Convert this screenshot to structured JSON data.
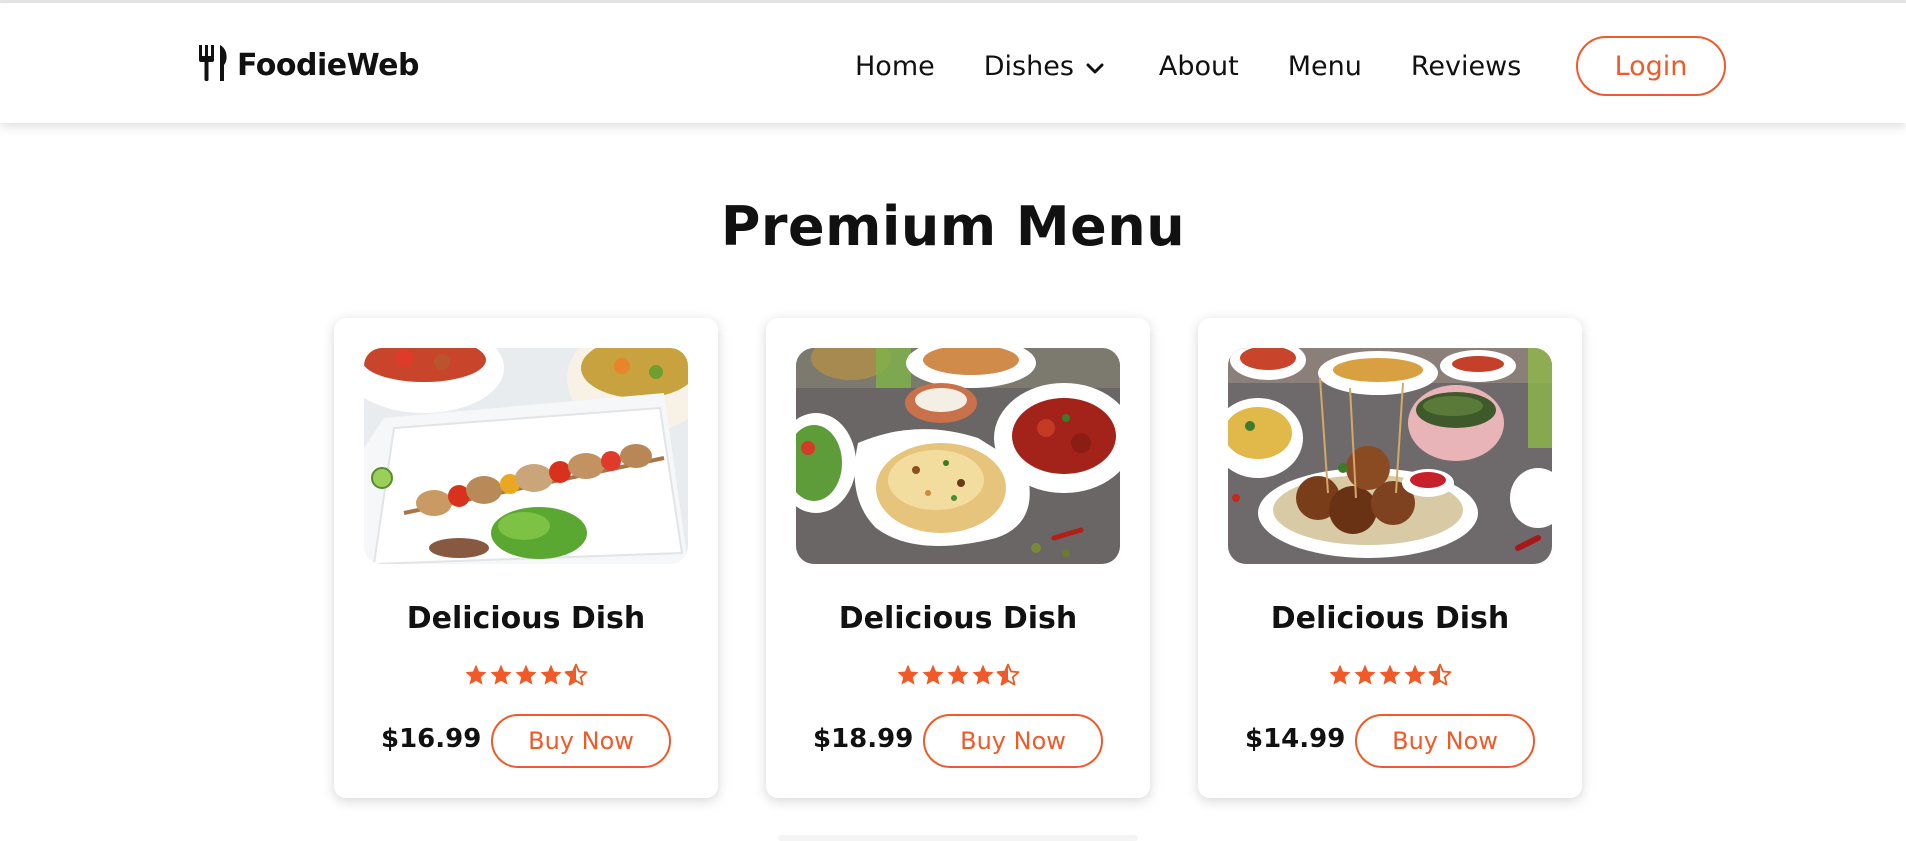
{
  "brand": {
    "name": "FoodieWeb",
    "icon": "fork-knife-icon"
  },
  "nav": {
    "home": "Home",
    "dishes": "Dishes",
    "about": "About",
    "menu": "Menu",
    "reviews": "Reviews",
    "login": "Login"
  },
  "page": {
    "title": "Premium Menu"
  },
  "colors": {
    "accent": "#f05a28",
    "text": "#111111",
    "background": "#ffffff"
  },
  "cards": [
    {
      "title": "Delicious Dish",
      "price": "$16.99",
      "button": "Buy Now",
      "rating": 4.5,
      "image": "chicken-skewers-photo"
    },
    {
      "title": "Delicious Dish",
      "price": "$18.99",
      "button": "Buy Now",
      "rating": 4.5,
      "image": "biryani-photo"
    },
    {
      "title": "Delicious Dish",
      "price": "$14.99",
      "button": "Buy Now",
      "rating": 4.5,
      "image": "kofta-balls-photo"
    }
  ]
}
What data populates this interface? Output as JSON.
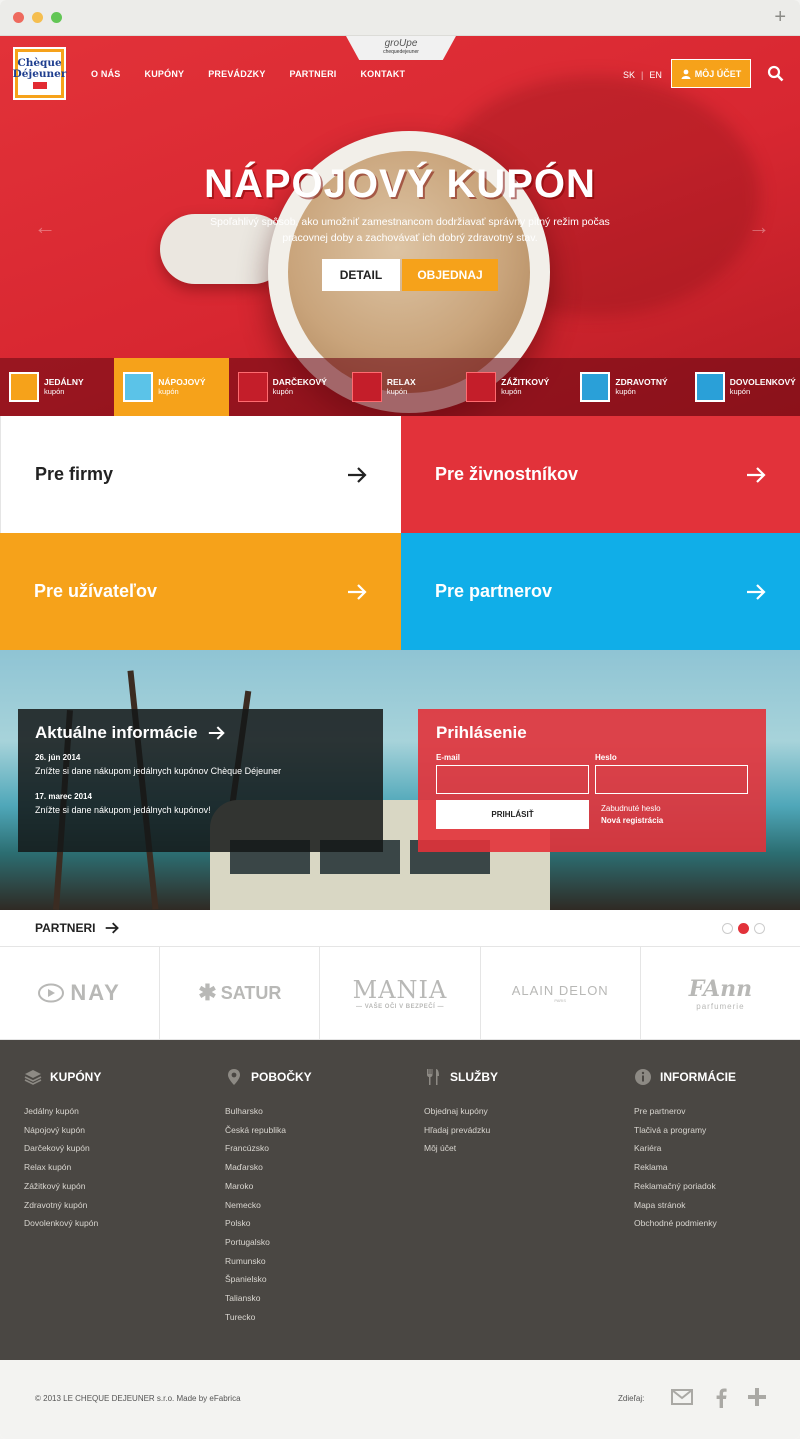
{
  "browser": {
    "new_tab": "+"
  },
  "header": {
    "logo_line1": "Chèque",
    "logo_line2": "Déjeuner",
    "groupe_name": "groUpe",
    "groupe_sub": "chequedejeuner",
    "nav": [
      "O NÁS",
      "KUPÓNY",
      "PREVÁDZKY",
      "PARTNERI",
      "KONTAKT"
    ],
    "lang_sk": "SK",
    "lang_sep": "|",
    "lang_en": "EN",
    "account_label": "MÔJ ÚČET"
  },
  "hero": {
    "title": "NÁPOJOVÝ KUPÓN",
    "desc": "Spoľahlivý spôsob, ako umožniť zamestnancom dodržiavať správny pitný režim počas pracovnej doby a zachovávať ich dobrý zdravotný stav.",
    "detail_label": "DETAIL",
    "order_label": "OBJEDNAJ",
    "prev_arrow": "←",
    "next_arrow": "→"
  },
  "kupony": [
    {
      "name": "JEDÁLNY",
      "sub": "kupón",
      "icon_text": "Chèque Déjeuner",
      "color": "#f6a21a"
    },
    {
      "name": "NÁPOJOVÝ",
      "sub": "kupón",
      "icon_text": "Chèque aqua",
      "color": "#5bc3e8"
    },
    {
      "name": "DARČEKOVÝ",
      "sub": "kupón",
      "icon_text": "Cadhoc",
      "color": "#c41e2a"
    },
    {
      "name": "RELAX",
      "sub": "kupón",
      "icon_text": "Cadhoc",
      "color": "#c41e2a"
    },
    {
      "name": "ZÁŽITKOVÝ",
      "sub": "kupón",
      "icon_text": "Cadhoc",
      "color": "#c41e2a"
    },
    {
      "name": "ZDRAVOTNÝ",
      "sub": "kupón",
      "icon_text": "Chèque médical",
      "color": "#2aa0d8"
    },
    {
      "name": "DOVOLENKOVÝ",
      "sub": "kupón",
      "icon_text": "Chèque vacances",
      "color": "#2aa0d8"
    }
  ],
  "tiles": [
    "Pre firmy",
    "Pre živnostníkov",
    "Pre užívateľov",
    "Pre partnerov"
  ],
  "news": {
    "title": "Aktuálne informácie",
    "items": [
      {
        "date": "26. jún 2014",
        "text": "Znížte si dane nákupom jedálnych kupónov Chèque Déjeuner"
      },
      {
        "date": "17. marec 2014",
        "text": "Znížte si dane nákupom jedálnych kupónov!"
      }
    ]
  },
  "login": {
    "title": "Prihlásenie",
    "email_label": "E-mail",
    "password_label": "Heslo",
    "submit_label": "PRIHLÁSIŤ",
    "forgot": "Zabudnuté heslo",
    "register": "Nová registrácia"
  },
  "partners": {
    "title": "PARTNERI",
    "logos": [
      "NAY",
      "SATUR",
      "MANIA",
      "ALAIN DELON",
      "FAnn"
    ],
    "mania_sub": "— VAŠE OČI V BEZPEČÍ —",
    "fann_sub": "parfumerie",
    "delon_sub": "PARIS"
  },
  "footer": {
    "columns": [
      {
        "title": "KUPÓNY",
        "icon": "layers-icon",
        "links": [
          "Jedálny kupón",
          "Nápojový kupón",
          "Darčekový kupón",
          "Relax kupón",
          "Zážitkový kupón",
          "Zdravotný kupón",
          "Dovolenkový kupón"
        ]
      },
      {
        "title": "POBOČKY",
        "icon": "map-pin-icon",
        "links": [
          "Bulharsko",
          "Česká republika",
          "Francúzsko",
          "Maďarsko",
          "Maroko",
          "Nemecko",
          "Polsko",
          "Portugalsko",
          "Rumunsko",
          "Španielsko",
          "Taliansko",
          "Turecko"
        ]
      },
      {
        "title": "SLUŽBY",
        "icon": "cutlery-icon",
        "links": [
          "Objednaj kupóny",
          "Hľadaj prevádzku",
          "Môj účet"
        ]
      },
      {
        "title": "INFORMÁCIE",
        "icon": "info-icon",
        "links": [
          "Pre partnerov",
          "Tlačivá a programy",
          "Kariéra",
          "Reklama",
          "Reklamačný poriadok",
          "Mapa stránok",
          "Obchodné podmienky"
        ]
      }
    ],
    "copyright": "© 2013 LE CHEQUE DEJEUNER s.r.o. Made by eFabrica",
    "share_label": "Zdieľaj:",
    "share_icons": [
      "mail-icon",
      "facebook-icon",
      "plus-icon"
    ]
  },
  "colors": {
    "red": "#e2323a",
    "orange": "#f6a21a",
    "blue": "#10aee8",
    "footer": "#4a4743"
  }
}
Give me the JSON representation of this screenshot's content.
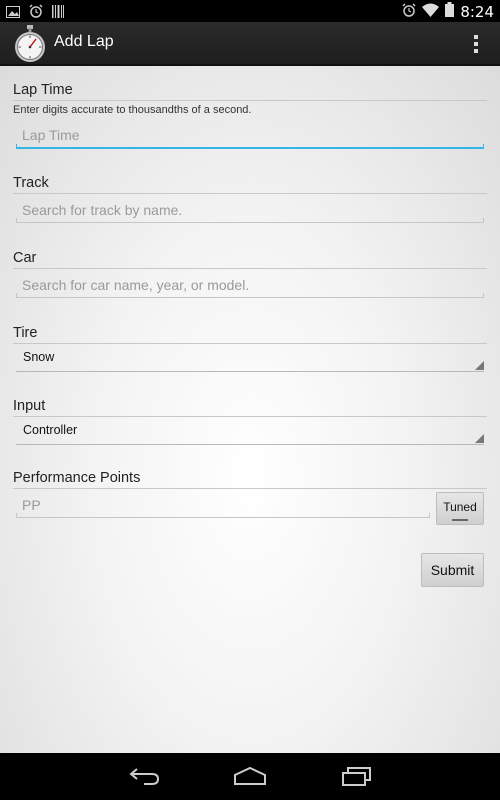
{
  "status_bar": {
    "time": "8:24",
    "left_icons": [
      "gallery-icon",
      "alarm-icon",
      "barcode-icon"
    ],
    "right_icons": [
      "alarm-icon",
      "wifi-icon",
      "battery-icon"
    ]
  },
  "action_bar": {
    "title": "Add Lap",
    "app_icon": "stopwatch-icon",
    "overflow_icon": "overflow-menu-icon"
  },
  "form": {
    "lap_time": {
      "label": "Lap Time",
      "hint": "Enter digits accurate to thousandths of a second.",
      "placeholder": "Lap Time"
    },
    "track": {
      "label": "Track",
      "placeholder": "Search for track by name."
    },
    "car": {
      "label": "Car",
      "placeholder": "Search for car name, year, or model."
    },
    "tire": {
      "label": "Tire",
      "selected": "Snow"
    },
    "input": {
      "label": "Input",
      "selected": "Controller"
    },
    "performance_points": {
      "label": "Performance Points",
      "placeholder": "PP",
      "tuned_label": "Tuned"
    },
    "submit_label": "Submit"
  },
  "nav_bar": {
    "icons": [
      "back-icon",
      "home-icon",
      "recent-apps-icon"
    ]
  },
  "colors": {
    "focus_accent": "#33b5e5",
    "action_bar": "#222222"
  }
}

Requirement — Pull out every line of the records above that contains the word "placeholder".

Response —
      "placeholder": "Lap Time"
      "placeholder": "Search for track by name."
      "placeholder": "Search for car name, year, or model."
      "placeholder": "PP",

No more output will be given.